"In Canada, where same-sex couples have been marrying since mid-2005, we could
not find a lawsuit either. We did find one case in there where a woman had
signed a contract with the local Knights of Columbus to rent their hall for
her wedding reception. The Knights unilaterally terminated the contract when
they found out that her spouse was another woman. She laid a successful human
rights complaint. But that is as close to a lawsuit as we have been able to
find in the 6 U.S. states, 7 Canadian provinces, and 3 Canadian territories
that have legalized same-sex marriage in North America."
As expected, we did not receive an answer to our Email or even an
acknowledgment that it was received.
The third fear expressed by Professor FitzGibbon was:
"Homosexual marriage [would be] taught in public schools whether the
parents like it or not."
The term "homosexual marriage" is not a good one. It is true that most
same-sex marriages (SSMs) involve two gays or two lesbians. However, some
involve a person with a homosexual orientation married to a bisexual. A few
involve two bisexuals. So, "same-sex marriage" is a much preferred term.
FitzGibbon's comments feed into a fear-filled misunderstanding by many
adults. Some believe that if we completely isolate children from any information
about homosexual orientation, then 6% of children will not choose to have a
homosexual orientation after puberty, as they believe now happens.
This can be proven to be a false view of sexual orientation. Consider:
Child psychologists are able to interview pre-school aged children and
determine with 85% accuracy which ones will grow up to be lesbian and gay.
Children are far more knowledgeable about sexual orientation today than
were the previous generation. Yet although gays, lesbians and bisexuals are

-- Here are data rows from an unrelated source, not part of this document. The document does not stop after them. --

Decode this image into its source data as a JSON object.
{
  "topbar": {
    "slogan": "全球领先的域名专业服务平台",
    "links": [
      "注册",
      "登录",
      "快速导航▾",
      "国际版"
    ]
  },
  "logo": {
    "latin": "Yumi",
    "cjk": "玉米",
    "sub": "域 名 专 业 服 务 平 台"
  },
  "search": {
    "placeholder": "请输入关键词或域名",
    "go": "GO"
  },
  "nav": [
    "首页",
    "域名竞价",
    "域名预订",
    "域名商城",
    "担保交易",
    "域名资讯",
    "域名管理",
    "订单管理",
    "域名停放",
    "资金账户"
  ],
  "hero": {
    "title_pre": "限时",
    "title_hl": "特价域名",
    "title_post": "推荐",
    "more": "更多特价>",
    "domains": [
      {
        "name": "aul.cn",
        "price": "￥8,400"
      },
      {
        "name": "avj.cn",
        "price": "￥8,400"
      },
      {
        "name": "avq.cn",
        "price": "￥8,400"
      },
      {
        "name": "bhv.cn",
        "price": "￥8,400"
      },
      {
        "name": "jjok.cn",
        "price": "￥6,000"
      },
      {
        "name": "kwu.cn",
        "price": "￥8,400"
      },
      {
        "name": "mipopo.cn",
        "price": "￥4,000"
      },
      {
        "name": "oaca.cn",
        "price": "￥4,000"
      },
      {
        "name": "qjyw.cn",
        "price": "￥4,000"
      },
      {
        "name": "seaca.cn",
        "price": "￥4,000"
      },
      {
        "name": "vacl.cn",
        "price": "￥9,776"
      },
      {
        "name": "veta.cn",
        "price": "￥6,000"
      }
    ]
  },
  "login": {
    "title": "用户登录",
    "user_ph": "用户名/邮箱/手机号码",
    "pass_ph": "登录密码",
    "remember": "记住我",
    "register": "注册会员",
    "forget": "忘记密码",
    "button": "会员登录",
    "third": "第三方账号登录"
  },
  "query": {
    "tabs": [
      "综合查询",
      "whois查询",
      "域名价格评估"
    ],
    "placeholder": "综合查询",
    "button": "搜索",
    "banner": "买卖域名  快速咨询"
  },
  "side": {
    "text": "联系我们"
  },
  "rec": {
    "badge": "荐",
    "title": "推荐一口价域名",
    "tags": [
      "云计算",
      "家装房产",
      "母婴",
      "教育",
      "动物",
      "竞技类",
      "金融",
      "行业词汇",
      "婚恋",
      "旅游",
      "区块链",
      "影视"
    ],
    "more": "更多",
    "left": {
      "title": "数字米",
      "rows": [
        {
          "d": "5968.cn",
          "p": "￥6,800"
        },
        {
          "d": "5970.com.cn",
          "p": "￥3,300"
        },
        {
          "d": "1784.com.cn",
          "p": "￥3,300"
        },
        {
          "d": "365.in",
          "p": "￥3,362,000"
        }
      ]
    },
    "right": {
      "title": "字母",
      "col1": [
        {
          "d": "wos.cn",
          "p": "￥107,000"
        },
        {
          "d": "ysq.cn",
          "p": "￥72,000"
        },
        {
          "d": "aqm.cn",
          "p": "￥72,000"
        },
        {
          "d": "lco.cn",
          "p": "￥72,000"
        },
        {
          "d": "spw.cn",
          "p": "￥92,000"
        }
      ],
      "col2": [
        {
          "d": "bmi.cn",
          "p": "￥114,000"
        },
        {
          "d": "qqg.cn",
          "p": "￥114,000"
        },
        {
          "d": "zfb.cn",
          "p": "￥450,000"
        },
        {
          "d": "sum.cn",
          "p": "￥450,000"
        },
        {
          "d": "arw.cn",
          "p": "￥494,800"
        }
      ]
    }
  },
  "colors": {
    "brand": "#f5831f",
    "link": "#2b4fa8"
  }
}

far more visible today, they do not appear to be more numerous.
We have never been able to find an adult -- with a heterosexual, bisexual
or homosexual orientation -- who can recall ever choosing their sexual
orientation. Rather, it appears to be something that a person discovers.
Many lesbians, gays and bisexuals can recall feeling different from other
children from a very early age, before they knew anything about human
sexuality or sexual orientation.
If SSM becomes available to Maine lesbian, gays, and bisexuals, it would
appear that SSM is an important topic to discuss SSM in school. Even if SSM does
not become legal in the state, it will be available in many other U.S. states
and across Canada. Armed with knowledge about SSM, that 6% of students who will
become lesbian, gay or bisexual as adults will realize that they can choose from
various lifestyles later in life:
To develop a celibate, loving, committed relationship, and then marry.
To develop a sexually active, loving, committed relationship and then
To remain single and sexually active with a variety of others over their
To lead a celibate existence.
These, of course, are exactly the same lifestyles from which heterosexuals
can now freely choose.
In summary, it would be important that all students learn about same-sex
marriage whether it becomes available in Maine so that the 6% would reach their
full potential, and that all of the students will understand what marriage
It would probably take only a minor addition to the course curriculum
whenever marriage is taught.